Try Our Apps


90s Slang You Should Know


[twing-kuh l] /ˈtwɪŋ kəl/
verb (used without object), twinkled, twinkling.
to shine with a flickering gleam of light, as a star or distant light.
to sparkle in the light:
The diamond on her finger twinkled in the firelight.
(of the eyes) to be bright with amusement, pleasure, etc.
to move flutteringly and quickly, as flashes of light; flit.
Archaic. to wink; blink.
verb (used with object), twinkled, twinkling.
to emit (light) in intermittent gleams or flashes.
Archaic. to wink (the eyes or eyelids).
a flickering or intermittent brightness or light.
a scintillating brightness in the eyes; sparkle.
the time required for a wink; a twinkling.
Archaic. a wink.
Origin of twinkle
before 900; Middle English twinklen (v.), Old English twinclian; see twink, -le
Related forms
twinkler, noun
untwinkled, adjective Unabridged
Based on the Random House Dictionary, © Random House, Inc. 2017.
Cite This Source
Examples from the Web for twinkle
Historical Examples
  • twinkle and Chubbins followed his example, and found the pink liquid very delightful to drink.

    Policeman Bluejay L. Frank Baum
  • "Still, it was good of you to warn us," twinkle added, sweetly.

    Policeman Bluejay L. Frank Baum
  • So twinkle flew up and crept into her basket again, quickly returning with a bit of cookie in her claw.

    Policeman Bluejay L. Frank Baum
  • "I'm naughty sometimes, and so is Chubbins," said twinkle, honestly.

    Policeman Bluejay L. Frank Baum
  • twinkle and Chubbins craned their necks over the edge of the nest and looked down.

    Policeman Bluejay L. Frank Baum
  • With these words he darted toward the tree, and twinkle and Chubbins followed.
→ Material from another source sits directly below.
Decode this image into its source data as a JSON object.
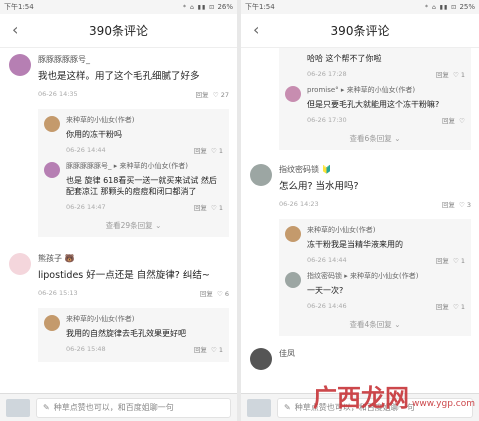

    Policeman Bluejay L. Frank Baum
  • Mr. twinkle was followed by Jack, who could not help smiling at the dense ignorance displayed by the previous speakers.

    Jack Harkaway in New York Bracebridge Hemyng
  • twinkle Tail discovered this when he started in house-hunting.

  • So twinkle and Chubbins got up and walked slowly toward the magician, taking great care where they stepped.

    Twinkle and Chubbins L. Frank (Lyman Frank) Baum
  • But after twinkle Tail had taken it over you never would have known it.

British Dictionary definitions for twinkle


verb (mainly intransitive)
to emit or reflect light in a flickering manner; shine brightly and intermittently; sparkle: twinkling stars
(of the eyes) to sparkle, esp with amusement or delight
(rare) to move about quickly
(also transitive) (rare) to wink (the eyes); blink
an intermittent gleam of light; flickering brightness; sparkle or glimmer
an instant
a rare word for wink1
Derived Forms
twinkler, noun
twinkly, adjective
Word Origin
Old English twinclian; related to Middle High German zwinken to blink
Collins English Dictionary - Complete & Unabridged 2012 Digital Edition
© William Collins Sons & Co. Ltd. 1979, 1986 © HarperCollins
Publishers 1998, 2000, 2003, 2005, 2006, 2007, 2009, 2012
Cite This Source
Word Origin and History for twinkle

Old English twinclian, frequentative of twincan "to wink, blink;" related to Middle High German zwinken, German zwinkern, and probably somehow imitative. The noun is recorded from 1540s. Related: Twinkled; twinkling. Phrase in the twinkling of an eye is attested from c.1300.

Online Etymology Dictionary, © 2010 Douglas Harper
Cite This Source

Word of the Day

Difficulty index for twinkle

Some English speakers likely know this word

Word Value for twinkle

Scrabble Words With Friends

Nearby words for twinkle